Japan's Beauty Business
Japanese Women Are Big Consumer of Beauty Goods
Japanese women are well-known to have perhaps the most excessive relationship with beauty items. According to different studies they are the world’s per capita largest spenders on beauty goods. They carry more items in their bags and purses than any other woman. Their routines are the most complex. It is always changing. The dynamism of the beauty world fuels a cycle of constant reinvention.
In one exercise we looked at the macro changes happening in Japanese women’s lives over the last 50 years in parallel with changing attitudes to beauty. What is not surprising is that beauty reflects the times. You can see that as women’s lives and social conditions changed so did the beauty styles and attitudes. Maybe it is no coincidence but around 2003 we started to see in magazines and websites a greater trend for women to be photographed more boldly staring, almost challenging the camera. This was a trend common in the West, but new in Japan. Perhaps no coincidence that around the middle of the last decade we saw that for the first time the majority of female new graduates were starting their first real jobs with an immediate female supervisor. A moment in the changing attitudes of women is reflecting, at least for younger women with more confidence in their future. That also matches the other trends that have led to the “carnivorous woman,” a trend of recent years. Women are less reliant on marriage, they are feeling that they can be more selective in what type of man they will settle down with.
The reaction to social events continues. We found that after the unfortunate events of 3/11 that women in Japan felt it was their civic duty to maintain their beauty routines and to literally put on “a bright face” using cosmetics to help “cheer the nation on.”
Being Beautiful Is Important: Why?
Having said that in general Japanese women are very clear that beauty is not about competing with each other, they do not see beauty as a means of attracting a partner as much as a means of fulfilling their inner self and being recognized by her friends in having achieved a look that they appreciate. When we ask why it is important, we constantly hear comments like:
“Being beautiful is important for myself, because it keeps me motivated.”
“Of course I am happy when men complement me but I don’t think they understand what points are good in reality. I am much happier when I hear a women commenting on my beauty.”
Of course globally there has been an explosion in consumer knowledge. In Japan the multitude of sources mean that women are simply not just well-educated, but they are constantly talking of “right-for-me” choice decisions that involve a constant movement between niche and mainstream brands to get a perfect balance. They use on-line sites like @cosme to get a constant monitor on peer reviews, price and competitor options. They are more likely to seek out specialist care. For example the choice between “right-for-me” hair salons and those of famous stylists is a matter of intense study. With a growing number of extreme specialized salons, perhaps known for having a trademark curl, or a single unique shade of hair color, the decision becomes one of digging into what might seem minute proportions.
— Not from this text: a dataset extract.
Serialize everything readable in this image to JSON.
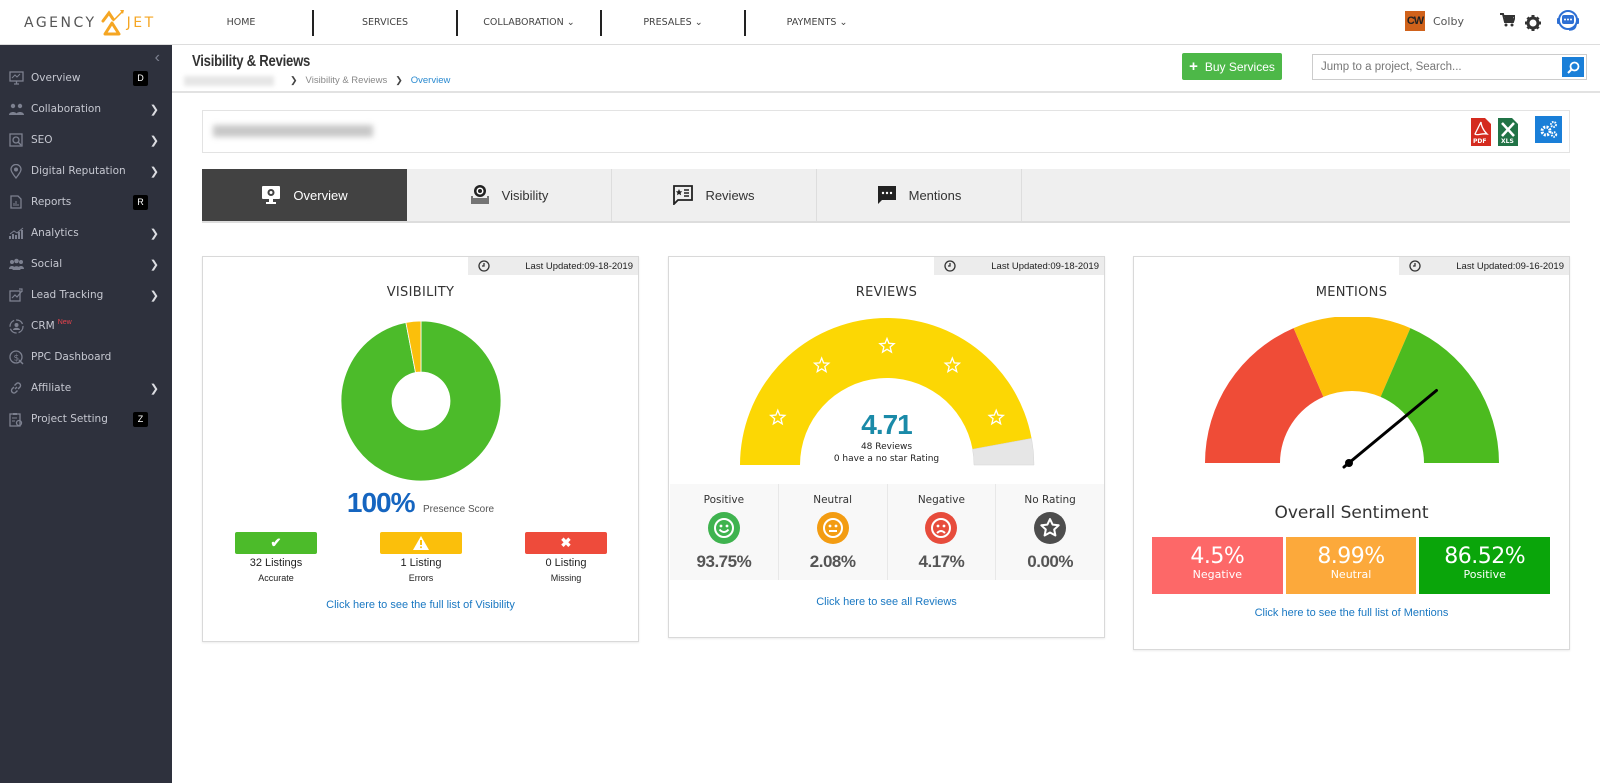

Feeling beautiful Is More Important than looking beautiful
Of course when asked “Is it more important if you look beautiful or feel beautiful?” most women will say their own judgment of what feels right matters the most. However traditional sources of information also remain important. The 72% of women around the world say they know more about beauty than their mother. Of course this varies. In many markets mothers are still seen as one of the key sources of guidance. But this is far more likely to be the case in mature markets like the U.S.A. or Japan than developing countries like China where a generation experience is too wide to be valuable.
The whole beauty eco system is worth investing in. The 67% of women believe that being beautiful helps you get what you want in life. The 66% believe if you are beautiful it’s easier to be happy. Or as one 36-year-old Japanese woman told us “looking beautiful makes me want to seize the day!” The vast array of tools is as much a way of keeping “my look constantly updated and fresh throughout the day” as one 34-year-old told us. Today updating on the run is being helped by a vast array of electronic gadgets as the technology companies of Japan have decided to get more of a share of the beauty market. The launch of products like the Pocket Dolz purse size electric toothbrush or the imiy Mobile Beauty Stick facial treatment have been huge successes.
But for all this added work and study, the biggest trend in Japan and globally is beauty which looks effortless. In the Philippines it is known as “putting the effort into effortless,” in France it’s about looking “naturally perfect.” This trend really kicked off from Japan in recent years with the “suppin” look, a desire to use cosmetics and personal care products in order to achieve what you might call a look of heightened naturalness.
Checking Their Favorite Artist Not What They Promote
Naturally McCann Worldgroup’s “Truth About Beauty” study looked at the role that celebrities play in beauty promotion and we found that women are very realistic about how celebrities are used in advertising. Globally only 44% believe that a celebrity actually uses the products they promote. In a market like Japan that number is much lower as women long ago realized that celebrities are used to highlight characteristics they may share with the brand rather than carry a promise of actual use. Of course using the celebrity in the right way is what matters. Preferably they want to see a genuine connection between the brand and celebrity. As one 20- year-old Japanese woman told us “I check my favorite artist Yuna Ito’s blog and she talks about the skincare products she is using and I want to use it.”
The real truth about beauty is that the Japanese women represent the cutting edge of the global experience: highly educated, searching for their own style, wanting to highlight their own best features.